Enrollment down 322 from last spring

By Tara Kulash

After an enrollment decrease of 322 students, Chancellor Rita Cheng said a drop in students is to be expected in the spring semester.

The Daily Egyptian obtained the 10-day enrollment figures, which were released Tuesday with an overall 18,442 students registered at SIU. 12,039 are undergraduates — 256 less than last spring.

“Every spring our enrollment is smaller than fall enrollment,” Cheng said. “That’s because students graduate in December and we’re a traditional institution so we have very few students who start in January.”


The university’s enrollment is at the lowest it has been in 37 years.

Provost John Nicklow said there usually is not a lot of change in enrollment in the spring semester because the bulk of new students arrive in the fall. Despite the lower numbers, Nicklow said some departments have seen increases.

“There are some real positive signs in the numbers that I’ve seen yesterday, and those will all be released next week,” he said.
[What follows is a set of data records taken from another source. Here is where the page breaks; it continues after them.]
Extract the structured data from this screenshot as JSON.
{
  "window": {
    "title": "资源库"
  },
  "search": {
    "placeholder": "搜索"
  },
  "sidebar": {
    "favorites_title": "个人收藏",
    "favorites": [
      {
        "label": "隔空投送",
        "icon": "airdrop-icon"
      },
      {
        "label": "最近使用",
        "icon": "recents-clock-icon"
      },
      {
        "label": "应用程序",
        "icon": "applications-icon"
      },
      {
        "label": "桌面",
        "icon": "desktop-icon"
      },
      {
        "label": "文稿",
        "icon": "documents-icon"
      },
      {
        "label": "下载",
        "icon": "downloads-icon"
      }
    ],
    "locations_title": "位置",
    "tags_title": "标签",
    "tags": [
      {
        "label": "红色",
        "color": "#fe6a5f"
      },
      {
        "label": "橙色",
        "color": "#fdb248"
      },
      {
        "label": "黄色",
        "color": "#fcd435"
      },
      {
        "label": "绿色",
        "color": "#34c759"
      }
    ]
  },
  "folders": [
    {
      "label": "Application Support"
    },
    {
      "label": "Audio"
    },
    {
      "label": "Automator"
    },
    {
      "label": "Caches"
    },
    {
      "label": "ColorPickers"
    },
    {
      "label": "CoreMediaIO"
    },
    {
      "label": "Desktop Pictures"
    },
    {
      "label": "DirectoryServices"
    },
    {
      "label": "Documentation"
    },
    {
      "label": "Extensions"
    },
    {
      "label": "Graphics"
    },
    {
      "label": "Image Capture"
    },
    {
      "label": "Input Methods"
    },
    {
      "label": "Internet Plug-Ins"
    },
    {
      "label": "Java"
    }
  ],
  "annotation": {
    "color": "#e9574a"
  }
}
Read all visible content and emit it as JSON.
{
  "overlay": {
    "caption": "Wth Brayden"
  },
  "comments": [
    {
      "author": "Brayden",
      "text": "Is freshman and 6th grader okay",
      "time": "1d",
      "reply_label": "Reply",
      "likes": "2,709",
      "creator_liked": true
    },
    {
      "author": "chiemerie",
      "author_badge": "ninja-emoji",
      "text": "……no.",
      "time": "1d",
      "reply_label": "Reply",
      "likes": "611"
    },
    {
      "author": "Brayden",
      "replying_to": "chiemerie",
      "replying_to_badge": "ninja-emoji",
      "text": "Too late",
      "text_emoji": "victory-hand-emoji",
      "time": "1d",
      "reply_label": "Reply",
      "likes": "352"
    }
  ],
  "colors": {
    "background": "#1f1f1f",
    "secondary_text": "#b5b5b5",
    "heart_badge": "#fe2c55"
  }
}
Considering the lower enrollment in the fall semester, Cheng said, the university was expected to have a decrease in 360 students this semester.

“We have turned the number into a positive with 38 more students than we expected to have,” she said.

The fall 2011 10-day enrollment was at 19,817 students — 220 students less than the previous year. Cheng said the decreased overall enrollment is from recent consecutive years of enrollment decline.

“We’re graduating seniors with a bigger group than the new people coming in, so we’ve got a couple more years of having a historical smaller class come through,” she said.

The College of Business has 105 fewer students, and 95 of those students were continuing. While the College of Education and Human Services had a decrease of 76 students from last spring, the College of Liberal Arts has 17 fewer transfer students from last year. The amount of pre-major students dropped by 56 continuing students. However, some of those 56 students could have declared a major instead of dropping.

Freshman enrollment increased from 85 students to 99, but sophomores decreased from 2,169 to 2,015 — a 154-student drop.

Cheng said she doesn’t think the decrease in enrollment was connected to the Faculty Association strike last semester.

“Did it have a negative impact in counter to what we are trying to do in getting a positive message out? Yeah, during that time it did,” she said. “It was really unfortunate that we were working so hard to communicate the strong academics and at the same time we had all this turmoil on campus.”

Cheng said colleges that have seen student increases, however, are areas where faculty participated in the strike, so it didn’t seem to affect their enrollment.

International students had an increase of 77 students, and the College of Agricultural Sciences had an enrollment growth of 14. The College of Applied Sciences and Arts had an increase from 214 to 227 students and the College of Science grew by 83 students.

Cheng said the new branding and marketing by the university has helped to gain attention to the institution. She said research showed that people either didn’t know about SIU and its strong programs or had a negative perception about the campus.

“We have a lot of work to do to convince people it’s a great university,” she said. “Once they get here they realize it is.”